In April I dove into the deep end of the pandemic. Approximately, two weeks before the first peak of COVID-19 cases in Virginia I had the occasion to attend the medical intensive care unit (MICU) in my hospital. At this point, we were wearing positive air-purifying respirators (PAPR), N-95 masks covered by regular masks, and even full-face snorkel respirators when dealing with suspected or known COVID-19 patients.
My experience was exactly as one would expect from most media reports. I can’t say that I was afraid for myself. I imagine like most clinical providers I was so used to jumping in for the patients and my staff that those worries simmered underneath somewhere. That simmering quite possibly took its own toll on my subconscious. During that week I took care of many critically ill COVID-19 patients. I performed intubations, counseled families, and provided end of life care. It was both inspirational and heartbreaking. The only other thing I would say about that experience is that I have never worked with a kinder, more talented, and compassionate group of nurses, respiratory technicians, physicians’ assistants, and fellow physicians in my life.
Moving into late May and June 2020 there seemed to be a clearing in the forest or possibly the eye of the storm. In late May we reopened to elective surgical patients. The echo studies were being done again, the catheterization laboratory was seeing more traffic, and Virginia downgraded our COVID-19 alert level to spite the numbers continuing to ebb and flow with no clear pattern or trajectory. The national dialogue was so inconsistent that, left to their own motivations and needs, most health systems kept a cautious business as usual approach. Most services were permitted with more widespread sanitation and mandatory mask-wearing.
Of note, year to date, I do not personally know a single victim of COVID-19 a fact difficult to reconcile in light of nearly a quarter of a million deaths in the USA. Maybe we did something right, maybe we were lucky.
Below the surface, I am tired. I sleep less and worry more. I worry about this winter, I worry about my kids going back to school, I worry about my patients and their families.
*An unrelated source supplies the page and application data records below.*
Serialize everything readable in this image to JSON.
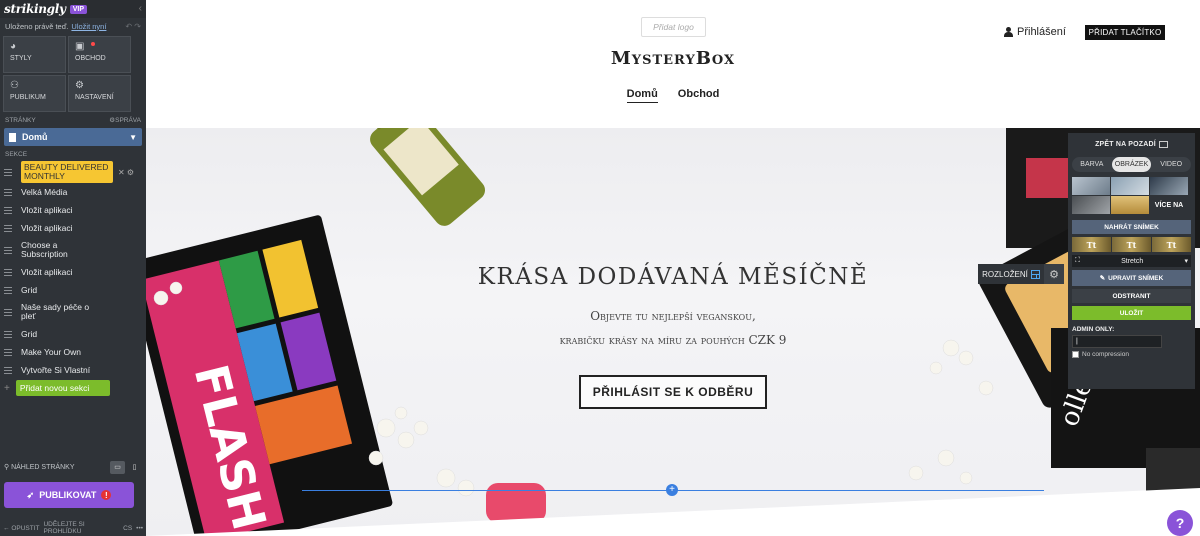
{
  "editor": {
    "logo": "strikingly",
    "badge": "VIP",
    "saved_text": "Uloženo právě teď.",
    "save_now": "Uložit nyní",
    "tiles": [
      {
        "label": "STYLY",
        "icon": "palette-icon"
      },
      {
        "label": "OBCHOD",
        "icon": "cart-icon"
      },
      {
        "label": "PUBLIKUM",
        "icon": "people-icon"
      },
      {
        "label": "NASTAVENÍ",
        "icon": "gear-icon"
      }
    ],
    "pages_label": "STRÁNKY",
    "manage_label": "SPRÁVA",
    "current_page": "Domů",
    "sections_label": "SEKCE",
    "sections": [
      "BEAUTY DELIVERED MONTHLY",
      "Velká Média",
      "Vložit aplikaci",
      "Vložit aplikaci",
      "Choose a Subscription",
      "Vložit aplikaci",
      "Grid",
      "Naše sady péče o pleť",
      "Grid",
      "Make Your Own",
      "Vytvořte Si Vlastní"
    ],
    "add_section": "Přidat novou sekci",
    "preview_label": "NÁHLED STRÁNKY",
    "publish_label": "PUBLIKOVAT",
    "publish_warning": "!",
    "exit_label": "OPUSTIT",
    "feedback_label": "UDĚLEJTE SI PROHLÍDKU",
    "language": "CS"
  },
  "site": {
    "add_logo": "Přidat logo",
    "brand": "MysteryBox",
    "nav": [
      "Domů",
      "Obchod"
    ],
    "login": "Přihlášení",
    "header_button": "PŘIDAT TLAČÍTKO",
    "hero": {
      "title": "KRÁSA DODÁVANÁ MĚSÍČNĚ",
      "subtitle_1": "Objevte tu nejlepší veganskou,",
      "subtitle_2": "krabičku krásy na míru za pouhých CZK 9",
      "cta": "PŘIHLÁSIT SE K ODBĚRU"
    },
    "layout_button": "ROZLOŽENÍ"
  },
  "bg_panel": {
    "title": "ZPĚT NA POZADÍ",
    "tabs": [
      "BARVA",
      "OBRÁZEK",
      "VIDEO"
    ],
    "more": "VÍCE NA",
    "upload": "NAHRÁT SNÍMEK",
    "fit": "Stretch",
    "edit": "UPRAVIT SNÍMEK",
    "remove": "ODSTRANIT",
    "save": "ULOŽIT",
    "admin_only": "ADMIN ONLY:",
    "admin_value": "|",
    "no_compression": "No compression"
  },
  "help": "?",
  "colors": {
    "accent": "#8a53d8",
    "active_section": "#f6c632",
    "add_green": "#7cbc2b",
    "divider_blue": "#3a7fe0"
  }
}
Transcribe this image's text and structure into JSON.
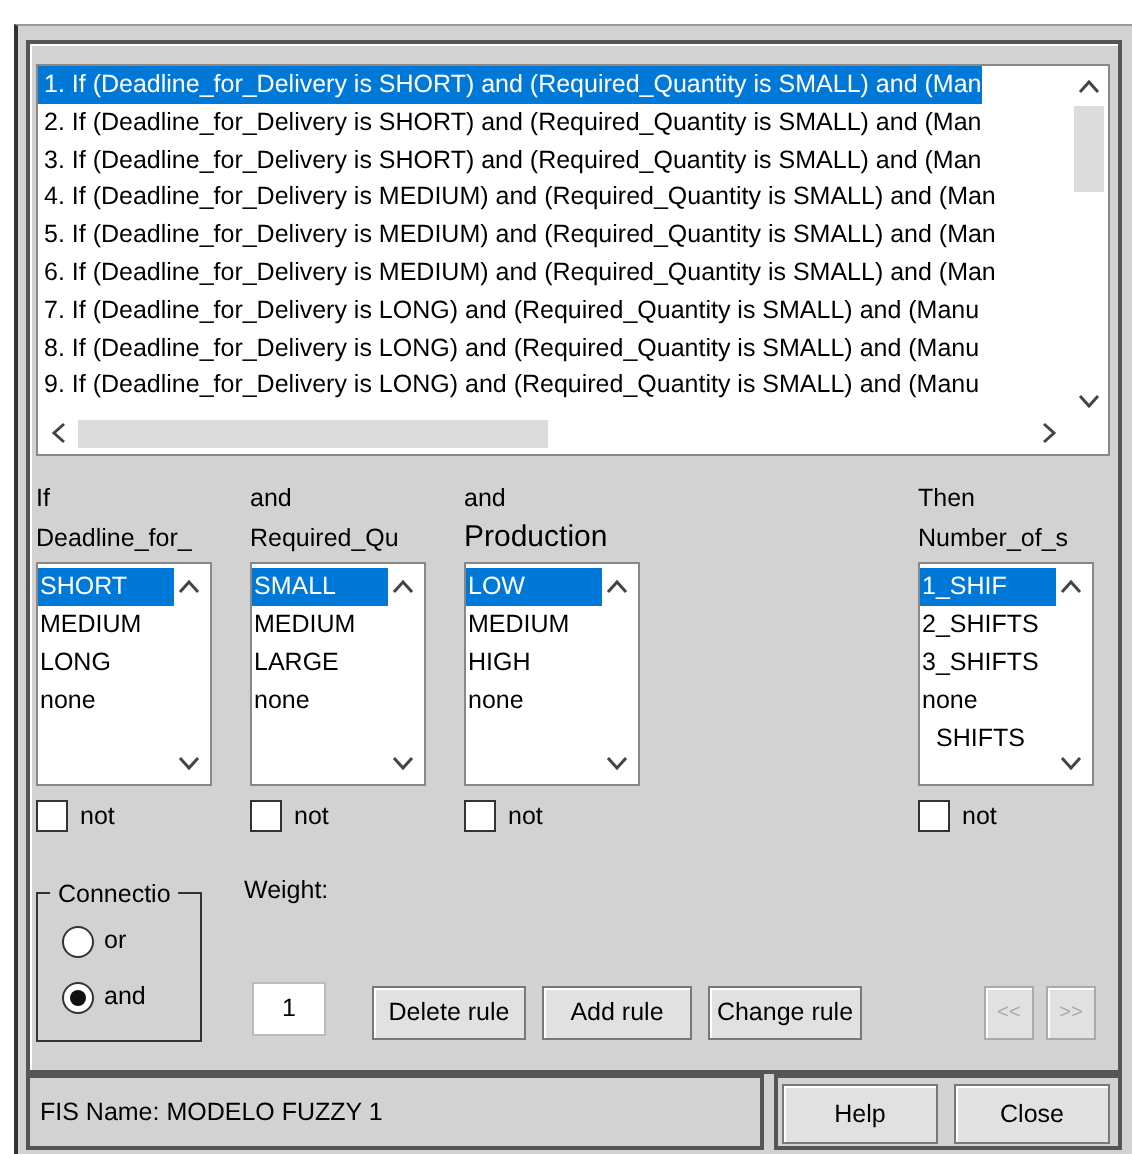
{
  "rules": {
    "items": [
      {
        "text": "1. If (Deadline_for_Delivery is SHORT) and (Required_Quantity is SMALL) and (Man",
        "selected": true
      },
      {
        "text": "2. If (Deadline_for_Delivery is SHORT) and (Required_Quantity is SMALL) and (Man",
        "selected": false
      },
      {
        "text": "3. If (Deadline_for_Delivery is SHORT) and (Required_Quantity is SMALL) and (Man",
        "selected": false
      },
      {
        "text": "4. If (Deadline_for_Delivery is MEDIUM) and (Required_Quantity is SMALL) and (Man",
        "selected": false
      },
      {
        "text": "5. If (Deadline_for_Delivery is MEDIUM) and (Required_Quantity is SMALL) and (Man",
        "selected": false
      },
      {
        "text": "6. If (Deadline_for_Delivery is MEDIUM) and (Required_Quantity is SMALL) and (Man",
        "selected": false
      },
      {
        "text": "7. If (Deadline_for_Delivery is LONG) and (Required_Quantity is SMALL) and (Manu",
        "selected": false
      },
      {
        "text": "8. If (Deadline_for_Delivery is LONG) and (Required_Quantity is SMALL) and (Manu",
        "selected": false
      },
      {
        "text": "9. If (Deadline_for_Delivery is LONG) and (Required_Quantity is SMALL) and (Manu",
        "selected": false
      }
    ]
  },
  "antecedents": [
    {
      "connector": "If",
      "variable": "Deadline_for_",
      "not": {
        "label": "not",
        "checked": false
      },
      "items": [
        {
          "label": "SHORT",
          "selected": true
        },
        {
          "label": "MEDIUM",
          "selected": false
        },
        {
          "label": "LONG",
          "selected": false
        },
        {
          "label": "none",
          "selected": false
        }
      ]
    },
    {
      "connector": "and",
      "variable": "Required_Qu",
      "not": {
        "label": "not",
        "checked": false
      },
      "items": [
        {
          "label": "SMALL",
          "selected": true
        },
        {
          "label": "MEDIUM",
          "selected": false
        },
        {
          "label": "LARGE",
          "selected": false
        },
        {
          "label": "none",
          "selected": false
        }
      ]
    },
    {
      "connector": "and",
      "variable": "Production",
      "not": {
        "label": "not",
        "checked": false
      },
      "items": [
        {
          "label": "LOW",
          "selected": true
        },
        {
          "label": "MEDIUM",
          "selected": false
        },
        {
          "label": "HIGH",
          "selected": false
        },
        {
          "label": "none",
          "selected": false
        }
      ]
    }
  ],
  "consequent": {
    "connector": "Then",
    "variable": "Number_of_s",
    "not": {
      "label": "not",
      "checked": false
    },
    "items": [
      {
        "label": "1_SHIF",
        "selected": true
      },
      {
        "label": "2_SHIFTS",
        "selected": false
      },
      {
        "label": "3_SHIFTS",
        "selected": false
      },
      {
        "label": "none",
        "selected": false
      },
      {
        "label": "SHIFTS",
        "selected": false
      }
    ]
  },
  "connection": {
    "title": "Connectio",
    "options": [
      {
        "label": "or",
        "selected": false
      },
      {
        "label": "and",
        "selected": true
      }
    ]
  },
  "weight": {
    "label": "Weight:",
    "value": "1"
  },
  "rule_buttons": [
    {
      "label": "Delete rule",
      "disabled": false
    },
    {
      "label": "Add rule",
      "disabled": false
    },
    {
      "label": "Change rule",
      "disabled": false
    }
  ],
  "nav_buttons": [
    {
      "label": "<<",
      "disabled": true
    },
    {
      "label": ">>",
      "disabled": true
    }
  ],
  "status": "FIS Name: MODELO FUZZY 1",
  "footer_buttons": [
    {
      "label": "Help"
    },
    {
      "label": "Close"
    }
  ]
}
It seems like everyone has a prediction and that none of the predictions thus far have been perfect, and that is to be expected.
I encourage my fellow clinicians to protect themselves and follow the science rather than the rhetoric. We need to support each other and our patients by reassuring them that it is safe for them to come see us, that we will use the recommended precautions to protect them. Cardiovascular disease didn’t take a vacation during this pandemic, in fact, there is evidence that COVID-19 has serious novel effects on the heart and cerebrovascular system yet to be clearly defined.
With flu season upon us educating our patients about the difference in symptoms with COVID-19 and the importance of flu vaccination is vital and can hopefully prevent a tsunami of critically ill patients from overwhelming our intensive care units this winter. Finally, protect yourself, allow yourself to feel the pain and the hope in your altruism, your sacrifice, and your love for humanity.